Initiative aims to bring young Jews closer to Israel
(Washington, D.C., July 21, 2021)--The Jewish Museum of Oporto, in Portugal, opened a permanent exhibit dedicated to the Entebbe hostage rescue on July 19. The exhibit features videos and other materials that tell the story of that momentous rescue of Israeli hostages from Uganda in 1976.
Israel’s ambassador to Portugal, Raphael Gamzou, said, “This room, dedicated to Operation Yonatan, teaches us that distance, logistics or any other challenge would never be an excuse for Israel not to do the most in order to save the lives of its citizens.”
Gabriela Cantergi, president of B'nai B'rith Portugal, said the room that has just opened is "dedicated to young Jews who have no memories of the many counter-terrorist actions that the IDF and Mossad have faced in the past and certainly are prepared to face in the future as well."
She added that the idea of building a room dedicated to the Entebbe operation came from an event that brought together young Jewish leaders of various nationalities in Oporto in June. "The young people's main concern was whether Israel could stop a new Holocaust in any country in the world, to which the Israeli ambassador, and the president and CEO of B'nai B'rith International, present at the event, clearly replied that it could," Cantergi said.

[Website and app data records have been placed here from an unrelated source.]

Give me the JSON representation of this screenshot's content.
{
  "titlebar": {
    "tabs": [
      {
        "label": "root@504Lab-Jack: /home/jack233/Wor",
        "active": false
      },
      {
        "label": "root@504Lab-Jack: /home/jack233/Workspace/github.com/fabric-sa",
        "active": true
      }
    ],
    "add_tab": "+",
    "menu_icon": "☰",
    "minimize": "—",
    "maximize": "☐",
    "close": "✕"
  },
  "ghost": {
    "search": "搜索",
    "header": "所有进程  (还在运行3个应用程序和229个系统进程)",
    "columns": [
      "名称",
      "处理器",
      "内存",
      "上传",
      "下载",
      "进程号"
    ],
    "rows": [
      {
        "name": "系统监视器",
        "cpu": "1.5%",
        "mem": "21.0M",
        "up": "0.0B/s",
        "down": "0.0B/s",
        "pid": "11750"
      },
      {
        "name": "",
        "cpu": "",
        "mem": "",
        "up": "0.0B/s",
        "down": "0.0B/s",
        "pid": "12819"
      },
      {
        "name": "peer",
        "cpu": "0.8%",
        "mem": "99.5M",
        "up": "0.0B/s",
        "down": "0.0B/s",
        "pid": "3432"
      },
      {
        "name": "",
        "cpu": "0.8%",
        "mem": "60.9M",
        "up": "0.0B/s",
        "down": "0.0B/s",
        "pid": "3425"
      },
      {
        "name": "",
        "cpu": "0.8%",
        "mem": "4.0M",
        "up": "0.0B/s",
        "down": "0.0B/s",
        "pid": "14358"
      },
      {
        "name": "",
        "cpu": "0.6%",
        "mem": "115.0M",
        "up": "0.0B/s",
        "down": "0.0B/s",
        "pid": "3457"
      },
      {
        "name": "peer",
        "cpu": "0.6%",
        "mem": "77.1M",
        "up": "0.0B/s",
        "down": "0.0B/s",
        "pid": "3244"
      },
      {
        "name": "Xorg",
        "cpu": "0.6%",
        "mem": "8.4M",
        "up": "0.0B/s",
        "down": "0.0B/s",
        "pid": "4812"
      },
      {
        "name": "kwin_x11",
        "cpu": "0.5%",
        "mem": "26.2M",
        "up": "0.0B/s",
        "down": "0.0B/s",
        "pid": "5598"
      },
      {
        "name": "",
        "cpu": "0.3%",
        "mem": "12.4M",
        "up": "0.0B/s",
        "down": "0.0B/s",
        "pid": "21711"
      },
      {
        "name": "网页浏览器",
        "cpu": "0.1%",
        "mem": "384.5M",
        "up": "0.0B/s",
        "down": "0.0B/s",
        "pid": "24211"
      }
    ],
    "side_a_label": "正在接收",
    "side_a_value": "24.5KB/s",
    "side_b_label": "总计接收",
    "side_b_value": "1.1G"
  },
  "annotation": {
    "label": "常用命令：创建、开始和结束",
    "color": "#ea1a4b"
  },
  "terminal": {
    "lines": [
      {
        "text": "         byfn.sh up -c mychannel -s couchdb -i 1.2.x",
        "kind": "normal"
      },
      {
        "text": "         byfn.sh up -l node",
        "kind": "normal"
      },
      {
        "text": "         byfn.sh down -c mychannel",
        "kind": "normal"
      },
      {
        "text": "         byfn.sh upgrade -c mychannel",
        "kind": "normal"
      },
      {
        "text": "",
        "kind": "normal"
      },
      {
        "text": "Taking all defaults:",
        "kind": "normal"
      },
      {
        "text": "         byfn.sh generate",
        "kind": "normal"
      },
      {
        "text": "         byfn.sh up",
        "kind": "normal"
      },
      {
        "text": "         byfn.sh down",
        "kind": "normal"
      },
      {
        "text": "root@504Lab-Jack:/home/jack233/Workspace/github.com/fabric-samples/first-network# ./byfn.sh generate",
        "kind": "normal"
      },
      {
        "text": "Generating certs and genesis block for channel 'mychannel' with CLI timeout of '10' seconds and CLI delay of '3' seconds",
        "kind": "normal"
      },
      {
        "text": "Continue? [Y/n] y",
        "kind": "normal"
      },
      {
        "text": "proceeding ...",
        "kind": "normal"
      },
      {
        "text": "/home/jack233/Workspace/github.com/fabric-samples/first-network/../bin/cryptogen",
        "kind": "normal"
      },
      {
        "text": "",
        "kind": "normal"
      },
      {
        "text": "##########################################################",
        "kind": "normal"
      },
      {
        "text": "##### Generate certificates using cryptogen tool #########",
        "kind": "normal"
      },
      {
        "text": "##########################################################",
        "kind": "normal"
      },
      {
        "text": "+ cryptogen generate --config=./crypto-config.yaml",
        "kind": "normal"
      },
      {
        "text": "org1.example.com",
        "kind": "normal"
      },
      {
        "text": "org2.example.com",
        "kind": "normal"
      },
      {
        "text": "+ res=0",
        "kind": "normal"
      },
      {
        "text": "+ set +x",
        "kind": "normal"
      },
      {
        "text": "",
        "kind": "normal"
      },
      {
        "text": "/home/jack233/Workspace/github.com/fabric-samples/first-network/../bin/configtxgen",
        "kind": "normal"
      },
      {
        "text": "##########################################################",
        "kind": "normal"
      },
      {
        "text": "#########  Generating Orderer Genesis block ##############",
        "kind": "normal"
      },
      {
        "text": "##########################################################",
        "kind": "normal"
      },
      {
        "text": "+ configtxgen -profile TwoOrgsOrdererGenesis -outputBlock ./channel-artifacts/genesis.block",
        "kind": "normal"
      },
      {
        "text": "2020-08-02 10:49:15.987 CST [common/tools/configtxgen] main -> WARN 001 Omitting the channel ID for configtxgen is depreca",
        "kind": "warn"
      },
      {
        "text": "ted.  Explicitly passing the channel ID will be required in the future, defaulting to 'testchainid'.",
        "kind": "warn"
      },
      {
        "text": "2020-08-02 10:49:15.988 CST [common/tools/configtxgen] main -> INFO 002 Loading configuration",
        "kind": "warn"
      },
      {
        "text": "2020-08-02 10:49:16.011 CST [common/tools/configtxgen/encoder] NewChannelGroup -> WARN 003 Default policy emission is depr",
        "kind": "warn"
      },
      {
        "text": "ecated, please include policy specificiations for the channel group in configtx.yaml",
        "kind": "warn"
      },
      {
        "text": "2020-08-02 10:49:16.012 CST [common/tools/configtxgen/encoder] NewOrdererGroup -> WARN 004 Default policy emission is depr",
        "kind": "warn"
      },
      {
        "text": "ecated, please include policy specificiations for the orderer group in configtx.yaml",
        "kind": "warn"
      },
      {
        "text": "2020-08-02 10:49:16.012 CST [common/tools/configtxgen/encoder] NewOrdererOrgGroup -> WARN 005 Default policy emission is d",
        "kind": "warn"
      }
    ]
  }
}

B’nai B’rith International President Charles O. Kaufman and CEO Daniel S. Mariaschin were guests of the Oporto community and B’nai B’rith Portugal at last month’s young adults forum.
“The daring, heroic Entebbe raid is not only the greatest hostage rescue in Israel’s history, it represents Judaism’s commitment to the value of preserving life," Kaufman said. "As the Talmud teaches, ‘Whoever saves a single life is considered to have saved the entire world.’ The rescue of 103 hostages by the Sayeret Matkal commandos took less time than it took to fly from Israel to the Ugandan airport. Just a decade after the herculean Six Day War, Operation Thunderbolt in Entebbe ushered in a new high watermark of recognition and admiration for the Jewish State throughout the world."
Mariaschin said, “The hostage rescue in Entebbe exemplifies Israel’s strength and resolve. Dedicating an exhibit to that historic moment enables all visitors to the museum to know that Israel protects its people, wherever they may be."
In the official video on the Entebbe operation room and its integration in the Jewish museum, Jewish children of the Oporto community are seen thanking Lt. Col. Yonatan Netanyahu, who was killed in action during the rescue operation. In the video, the narrator notes: “Thanks to Yonatan and the IDF, the world learned that the abduction or death of Jews would carry a very high price.”
Besides the Entebbe operation room, the Jewish Museum of Oporto shows millennia of Jewish people's history—the Golden Age in Sefarad, the expulsion from Spain and Portugal, the Portuguese Inquisition, the arrival in Oporto of an Ashkenazi community in the 19th and 20th centuries, the failed rescue attempt of the Bnei Anousim in the 1930s and the current flourishing of the Oporto Jewish community that is essentially composed of Sephardic families who for centuries lived in Balkan, Arab or Muslim countries.
The local Jewish community includes about 500 Jews originally from more than 30 countries and has a Beit Din, synagogues, mikvaot, kosher restaurants, a Jewish Museum, a Holocaust Museum of Oporto and cooperation protocols with the Israeli Embassy to Portugal, B’nai B’rith International, Keren Hayesod and the Anti-Defamation League.
B’nai B’rith International has advocated for global Jewry and championed the cause of human rights since 1843. B’nai B’rith is recognized as a vital voice in promoting Jewish unity and continuity, a staunch defender of the State of Israel, a tireless advocate on behalf of senior citizens and a leader in disaster relief. With a presence around the world, we are the Global Voice of the Jewish Community. Visit bnaibrith.org.